▶ [Instructions for the task]
Copy each line below that includes "wort".

▶ [Source material]
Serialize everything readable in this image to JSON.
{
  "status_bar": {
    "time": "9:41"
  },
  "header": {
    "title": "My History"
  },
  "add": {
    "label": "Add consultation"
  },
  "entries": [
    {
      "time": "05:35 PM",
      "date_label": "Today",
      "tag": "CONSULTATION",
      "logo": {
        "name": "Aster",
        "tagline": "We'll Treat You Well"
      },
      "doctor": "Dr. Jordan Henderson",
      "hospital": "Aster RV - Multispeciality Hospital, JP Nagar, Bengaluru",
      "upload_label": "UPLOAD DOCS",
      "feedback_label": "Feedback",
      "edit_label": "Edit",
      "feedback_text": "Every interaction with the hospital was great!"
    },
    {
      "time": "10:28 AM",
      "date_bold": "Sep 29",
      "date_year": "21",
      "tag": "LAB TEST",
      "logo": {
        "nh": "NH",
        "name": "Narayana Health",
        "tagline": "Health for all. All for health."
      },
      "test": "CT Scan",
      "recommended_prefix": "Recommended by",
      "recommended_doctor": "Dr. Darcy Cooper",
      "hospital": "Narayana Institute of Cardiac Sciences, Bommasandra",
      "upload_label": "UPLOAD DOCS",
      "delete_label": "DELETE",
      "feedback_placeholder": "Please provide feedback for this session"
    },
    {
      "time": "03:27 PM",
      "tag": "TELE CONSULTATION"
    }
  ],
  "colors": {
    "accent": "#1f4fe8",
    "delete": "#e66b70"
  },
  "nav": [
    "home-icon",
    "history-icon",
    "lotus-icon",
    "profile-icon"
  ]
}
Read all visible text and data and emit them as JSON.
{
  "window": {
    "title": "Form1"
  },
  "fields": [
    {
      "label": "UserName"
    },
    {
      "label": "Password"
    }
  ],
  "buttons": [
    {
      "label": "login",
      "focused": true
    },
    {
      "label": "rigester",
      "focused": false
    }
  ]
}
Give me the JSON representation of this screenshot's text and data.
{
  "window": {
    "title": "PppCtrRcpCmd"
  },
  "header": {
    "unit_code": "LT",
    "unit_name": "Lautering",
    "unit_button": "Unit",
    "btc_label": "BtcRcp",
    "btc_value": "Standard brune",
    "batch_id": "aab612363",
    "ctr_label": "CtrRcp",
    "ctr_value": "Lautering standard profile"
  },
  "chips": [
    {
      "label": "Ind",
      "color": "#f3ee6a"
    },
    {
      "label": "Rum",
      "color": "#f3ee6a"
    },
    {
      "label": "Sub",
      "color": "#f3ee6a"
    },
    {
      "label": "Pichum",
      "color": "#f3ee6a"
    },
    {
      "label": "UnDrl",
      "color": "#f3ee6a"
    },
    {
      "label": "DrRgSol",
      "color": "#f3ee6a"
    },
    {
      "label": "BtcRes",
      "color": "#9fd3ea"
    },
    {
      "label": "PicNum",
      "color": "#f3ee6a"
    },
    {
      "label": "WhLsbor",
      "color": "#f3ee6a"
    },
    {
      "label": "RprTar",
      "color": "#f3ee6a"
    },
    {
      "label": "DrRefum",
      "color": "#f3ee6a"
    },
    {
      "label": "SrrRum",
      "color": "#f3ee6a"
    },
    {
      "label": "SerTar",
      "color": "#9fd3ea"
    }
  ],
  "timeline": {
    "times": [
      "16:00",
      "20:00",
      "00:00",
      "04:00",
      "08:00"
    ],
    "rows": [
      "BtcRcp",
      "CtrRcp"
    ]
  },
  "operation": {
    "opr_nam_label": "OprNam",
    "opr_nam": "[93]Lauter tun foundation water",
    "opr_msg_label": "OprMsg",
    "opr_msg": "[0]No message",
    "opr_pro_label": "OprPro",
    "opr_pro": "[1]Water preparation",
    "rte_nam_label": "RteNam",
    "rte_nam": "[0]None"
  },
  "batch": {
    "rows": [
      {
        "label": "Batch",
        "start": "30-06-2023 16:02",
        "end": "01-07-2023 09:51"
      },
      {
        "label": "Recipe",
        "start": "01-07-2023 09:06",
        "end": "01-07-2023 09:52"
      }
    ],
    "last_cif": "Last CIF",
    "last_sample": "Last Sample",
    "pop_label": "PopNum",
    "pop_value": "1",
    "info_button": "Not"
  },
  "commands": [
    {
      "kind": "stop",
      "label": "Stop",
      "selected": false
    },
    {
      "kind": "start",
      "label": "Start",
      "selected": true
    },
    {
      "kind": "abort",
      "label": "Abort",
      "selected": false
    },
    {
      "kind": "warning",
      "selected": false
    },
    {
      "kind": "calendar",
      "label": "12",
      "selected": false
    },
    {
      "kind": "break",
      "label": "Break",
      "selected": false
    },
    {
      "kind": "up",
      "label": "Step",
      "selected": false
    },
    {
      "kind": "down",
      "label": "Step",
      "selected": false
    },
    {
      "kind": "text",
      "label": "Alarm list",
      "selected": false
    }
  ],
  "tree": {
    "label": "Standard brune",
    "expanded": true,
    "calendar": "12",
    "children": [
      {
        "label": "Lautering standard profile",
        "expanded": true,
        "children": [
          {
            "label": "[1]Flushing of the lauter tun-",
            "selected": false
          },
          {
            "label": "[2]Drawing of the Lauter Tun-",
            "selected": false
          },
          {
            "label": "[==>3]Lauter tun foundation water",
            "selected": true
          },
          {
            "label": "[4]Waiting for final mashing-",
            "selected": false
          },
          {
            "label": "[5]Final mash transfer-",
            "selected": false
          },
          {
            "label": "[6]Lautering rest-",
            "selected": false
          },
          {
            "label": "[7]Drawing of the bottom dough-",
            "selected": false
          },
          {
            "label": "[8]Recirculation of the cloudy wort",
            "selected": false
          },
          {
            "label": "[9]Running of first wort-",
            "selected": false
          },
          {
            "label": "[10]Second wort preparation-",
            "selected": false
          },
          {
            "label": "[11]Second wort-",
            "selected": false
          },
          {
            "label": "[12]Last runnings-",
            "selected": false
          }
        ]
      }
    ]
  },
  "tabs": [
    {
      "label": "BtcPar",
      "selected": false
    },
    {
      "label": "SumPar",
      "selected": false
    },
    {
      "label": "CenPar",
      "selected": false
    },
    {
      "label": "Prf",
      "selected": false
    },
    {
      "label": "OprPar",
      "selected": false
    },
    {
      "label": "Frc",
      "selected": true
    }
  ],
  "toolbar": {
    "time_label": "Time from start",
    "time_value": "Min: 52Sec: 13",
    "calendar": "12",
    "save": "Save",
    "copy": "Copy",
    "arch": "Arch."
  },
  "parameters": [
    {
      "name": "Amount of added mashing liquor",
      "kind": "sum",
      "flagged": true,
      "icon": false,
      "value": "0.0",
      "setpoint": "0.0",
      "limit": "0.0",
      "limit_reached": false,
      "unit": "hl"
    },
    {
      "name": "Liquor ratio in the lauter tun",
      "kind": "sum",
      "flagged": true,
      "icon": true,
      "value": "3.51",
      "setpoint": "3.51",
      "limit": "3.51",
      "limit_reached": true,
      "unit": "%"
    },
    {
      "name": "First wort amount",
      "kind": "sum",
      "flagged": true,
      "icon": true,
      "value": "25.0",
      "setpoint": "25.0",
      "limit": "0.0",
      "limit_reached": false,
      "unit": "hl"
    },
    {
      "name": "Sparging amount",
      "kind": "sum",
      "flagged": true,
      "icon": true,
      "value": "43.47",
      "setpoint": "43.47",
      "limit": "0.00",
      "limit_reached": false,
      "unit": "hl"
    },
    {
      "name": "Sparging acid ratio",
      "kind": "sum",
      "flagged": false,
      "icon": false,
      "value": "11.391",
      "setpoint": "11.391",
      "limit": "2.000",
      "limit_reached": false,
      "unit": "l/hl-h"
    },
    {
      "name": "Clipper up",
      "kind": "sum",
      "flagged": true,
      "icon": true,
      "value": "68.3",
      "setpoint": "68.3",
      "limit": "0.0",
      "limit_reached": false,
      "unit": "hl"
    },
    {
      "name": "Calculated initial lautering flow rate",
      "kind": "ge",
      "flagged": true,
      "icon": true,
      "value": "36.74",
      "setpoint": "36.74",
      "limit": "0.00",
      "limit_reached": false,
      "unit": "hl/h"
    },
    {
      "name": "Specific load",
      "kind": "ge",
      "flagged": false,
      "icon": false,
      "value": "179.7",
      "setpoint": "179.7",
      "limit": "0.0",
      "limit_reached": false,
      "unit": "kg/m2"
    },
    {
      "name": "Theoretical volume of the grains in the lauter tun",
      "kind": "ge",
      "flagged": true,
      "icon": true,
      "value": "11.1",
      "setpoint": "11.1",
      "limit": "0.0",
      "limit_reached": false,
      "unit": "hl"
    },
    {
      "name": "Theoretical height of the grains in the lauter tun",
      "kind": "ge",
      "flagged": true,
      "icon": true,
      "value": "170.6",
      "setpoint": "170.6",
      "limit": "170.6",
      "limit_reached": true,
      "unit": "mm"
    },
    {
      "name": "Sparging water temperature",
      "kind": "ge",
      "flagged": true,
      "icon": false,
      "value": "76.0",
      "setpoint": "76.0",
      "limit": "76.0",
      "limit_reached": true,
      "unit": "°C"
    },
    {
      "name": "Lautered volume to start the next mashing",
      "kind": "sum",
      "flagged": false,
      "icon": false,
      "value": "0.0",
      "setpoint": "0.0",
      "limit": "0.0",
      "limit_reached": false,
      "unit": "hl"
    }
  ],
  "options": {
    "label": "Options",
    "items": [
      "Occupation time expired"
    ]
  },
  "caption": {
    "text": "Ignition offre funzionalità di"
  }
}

▶ [Written answer]
            "label": "[8]Recirculation of the cloudy wort",
            "label": "[9]Running of first wort-",
            "label": "[10]Second wort preparation-",
            "label": "[11]Second wort-",
      "name": "First wort amount",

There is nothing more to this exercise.